SIZE, GRIP AND COMFORT:
Your grip style and hand size will heavily influence what mouse you should buy. So it’s better to know both first hand. For an instance, my hands measures at 7 inches x 3.5 inches (length x width). This puts my hands on the small to medium size category. My style is finger-tip grip, so I would generally look for a mouse with a small to medium foot print.
2:1 is considered the best length and width ratio you need to look out for when buying a mouse. That’s without accounting for the ledges and the top shell construct. Basically, if you want a generally comfortable mouse with a good grip, you’d want something near those measurements.
The Tt eSports Iris Optical RGB features a 2:1.125 ratio, with a length at roughly 4 inches and a grip area at around 2.25 inches base-to-base. The highest point of the shell is at 1.5 inches with a gradual curvature. This makes the mouse ideal for palm and claw grip gamers with small to medium hand sizes.
For medium sized hands, the mouse is just excellent to claw grip. I really like the ergonomics.
Gliding performance on the other hand is also excellent with the over sized Teflon skates.
The Iris Optical RGB requires the Tt eSports Command Center Pro software to get the most out of it. It is specifically designed for the latest Tt eSports gaming gears with an updated UI.

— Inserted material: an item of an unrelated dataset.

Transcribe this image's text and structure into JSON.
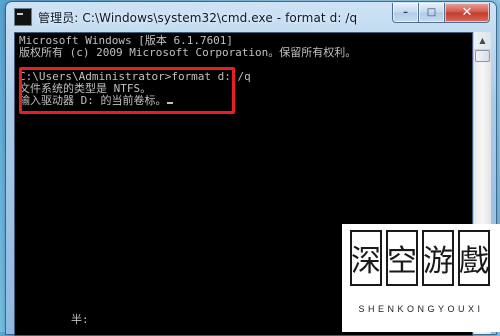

Macro bindings and button mappings are configured here. Lighting effects are of course, also configured within the software. Even lighting pattern control is a part of the deal.
Sensor performance settings are also configured on the Command Center Pro. The includes polling rate adjustment, DPI fine tuning and even button response rate adjustments.
WRAPPING IT UP:
The Iris Optical RGB is shaped as a solid budget oriented RGB enabled mouse from Tt eSports, offering excellent ergonomics, decent customization and a generally good shape for most hand sizes and grip types.
Sensor performance is lacking though, which is not expected at all from the tried and tested Pixart PMW-3325 sensor. It’s not a flagship, but we expected better results on the benchmarks. Clearly, Tt eSports needs to do something about this if they want the Iris Optical RGB to shine. Build quality is generally good on most parts, yet the wobbling scroll wheel is kind of a let down. Still, it wont hinder me from giving this one a seal of approval when it comes to the device’s over all build quality.
Coming in hot at $29.99, the Tt eSports Iris Optical RGB is one solid budget contender inn the lucrative world of the gaming mouse market.